Judge Throws Out Parts Of New Florida Voting Law

Melissa Block speaks with Matt Dixon, statehouse reporter for The Florida Times-Union, about a provision of a Florida law that tightened submission deadlines for groups running voter registration drives. It changed them from 10 days after they had been filled out to 48 hours, with a $1,000-a-day late fine. A U.S. district judge now plans to file a permanent injunction against the law.

Copyright © 2012 NPR. For personal, noncommercial use only. See Terms of Use. For other uses, prior permission required.

MELISSA BLOCK, HOST:

And there's been another victory for opponents of new restrictive voting laws, this time in Florida. Yesterday a federal judge threw out parts of the Florida law, after calling them harsh and impractical. This law changed how voter registration works. Florida's Republican leaders say it was intended to reduce fraud, but groups that organized voting drives said it created huge obstacles. And this week, the Florida Times Union reported that since the law went into effect, new voter registration among Democrats fell drastically. Matt Dixon wrote that story. He's in Tampa for the convention, and he joins me now from the Convention Center. Matt, welcome to the program.

MATT DIXON: Thanks, Melissa.

BLOCK: Now why don't you explain the restrictions that this law created and why the groups that do voter registration were so concerned about it?

DIXON: Well, there were several, but the few that were pointed out most often by these registration groups was one that reduced the number of days that they have to turn the new voter applications from 10 to 48 hours. So basically, under the old law it was 10 days for a new voter application needed to be turned into an election official. And under the new law it went to 48 hours. And there are some penalties associated with late fees, and many of the groups said 48 hours was too narrow of a time frame, and they were afraid that they were going to have to pay some fairly hefty fines. So a lot of them after this legislation took effect July 1, 2011, just kind of got out of the registration game altogether.

BLOCK: Got out of the game. And you looked at the effect of that. You saw a huge drop in registration numbers for Democrats. In a 13-month period ending the August before the 2004 and the 2008 elections, you said there were an average of more than 200,000 new Democratic voters added to the roles. What about in the same period leading up to 2012?

DIXON: It was roughly 11,000. So it was a pretty steep drop off. I think it's important to note that it might not be all tied to these new restrictions. Certainly I think it's more than noteworthy that this drop off occurred after the new legislation took place and these groups stopped holding registration drives. But, as the Florida Department of State would be quick to point out, there are you know, other factors involved with registration numbers and certainly other ways to register. So the direct A-to-B link is, while important to point out, there are other mitigating factors.

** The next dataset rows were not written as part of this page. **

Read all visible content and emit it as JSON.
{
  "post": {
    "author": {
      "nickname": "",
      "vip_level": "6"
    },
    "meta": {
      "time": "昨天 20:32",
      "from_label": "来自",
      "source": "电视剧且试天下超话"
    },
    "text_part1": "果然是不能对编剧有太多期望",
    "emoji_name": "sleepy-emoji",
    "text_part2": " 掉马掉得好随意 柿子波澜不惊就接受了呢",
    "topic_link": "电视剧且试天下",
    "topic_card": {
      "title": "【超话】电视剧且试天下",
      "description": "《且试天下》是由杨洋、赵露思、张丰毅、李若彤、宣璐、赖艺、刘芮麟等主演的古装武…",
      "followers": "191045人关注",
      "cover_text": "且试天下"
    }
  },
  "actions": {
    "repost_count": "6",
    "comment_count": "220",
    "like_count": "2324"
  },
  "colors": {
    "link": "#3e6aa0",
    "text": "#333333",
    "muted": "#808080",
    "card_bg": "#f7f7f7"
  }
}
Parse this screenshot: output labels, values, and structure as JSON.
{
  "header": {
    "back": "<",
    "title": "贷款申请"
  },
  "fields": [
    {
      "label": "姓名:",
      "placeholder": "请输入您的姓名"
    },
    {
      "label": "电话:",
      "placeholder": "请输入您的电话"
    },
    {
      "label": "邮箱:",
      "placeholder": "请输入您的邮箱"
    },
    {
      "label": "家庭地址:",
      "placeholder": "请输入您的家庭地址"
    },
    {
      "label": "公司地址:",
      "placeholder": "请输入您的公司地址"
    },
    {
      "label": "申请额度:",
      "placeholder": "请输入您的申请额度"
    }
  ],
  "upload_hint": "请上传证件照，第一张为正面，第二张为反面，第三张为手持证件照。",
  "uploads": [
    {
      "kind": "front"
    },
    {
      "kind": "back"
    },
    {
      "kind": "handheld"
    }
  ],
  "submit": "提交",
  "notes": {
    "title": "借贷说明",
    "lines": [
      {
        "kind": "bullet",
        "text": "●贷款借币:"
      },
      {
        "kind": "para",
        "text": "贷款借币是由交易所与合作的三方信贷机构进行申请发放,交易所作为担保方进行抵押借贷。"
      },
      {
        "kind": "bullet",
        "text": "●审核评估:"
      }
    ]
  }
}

BLOCK: It is really surprising Matt when you look at the numbers because while the number of registered Democrats is going way, way down, that's not the case for the number of registered Republicans. It continues to go up. So why would that be?

DIXON: The people who watch this closest and the folks who run these registration drives haven't really been able to account for the increase in Republican registrants. It might just be sort of the ebb and flow of how this process works. And the way they, at least the working theory they have for the drop off in Democrats or the steep decline, is that organizations that organize registration drives often go to areas where they deem it more difficult to register, places like low income communities, college campuses. And they say that perhaps people in those areas just didn't register once some of these organizations ceased their efforts.

BLOCK: Does this ruling from the judge this week mean that these voter registration groups can pick right back up?

DIXON: It just means that there's no threat going into November that these restrictions would be re-implemented. Since May 30, I believe, these groups have restarted their reorganization effort, that at that time the federal judge out of Tallahassee had temporarily said, these things can't be enforced and then earlier this week he said, you know, I'm permanently tossing them. So basically it's an indication that there's no threat of them coming back before November, and these groups can continue to do their registration efforts.

BLOCK: Matt Dixon is statehouse reporter for the Florida Times-Union. He's in Tampa for the Republican National Convention. Matt, thank you so much.

DIXON: Thank you.

(SOUNDBITE OF MUSIC)

BLOCK: This is NPR.

Copyright © 2012 NPR. All rights reserved. No quotes from the materials contained herein may be used in any media without attribution to NPR. This transcript is provided for personal, noncommercial use only, pursuant to our Terms of Use. Any other use requires NPR's prior permission. Visit our permissions page for further information.

NPR transcripts are created on a rush deadline by a contractor for NPR, and accuracy and availability may vary. This text may not be in its final form and may be updated or revised in the future. Please be aware that the authoritative record of NPR's programming is the audio.

Comments

 

Please keep your community civil. All comments must follow the NPR.org Community rules and terms of use, and will be moderated prior to posting. NPR reserves the right to use the comments we receive, in whole or in part, and to use the commenter's name and location, in any medium. See also the Terms of Use, Privacy Policy and Community FAQ.

Support comes from: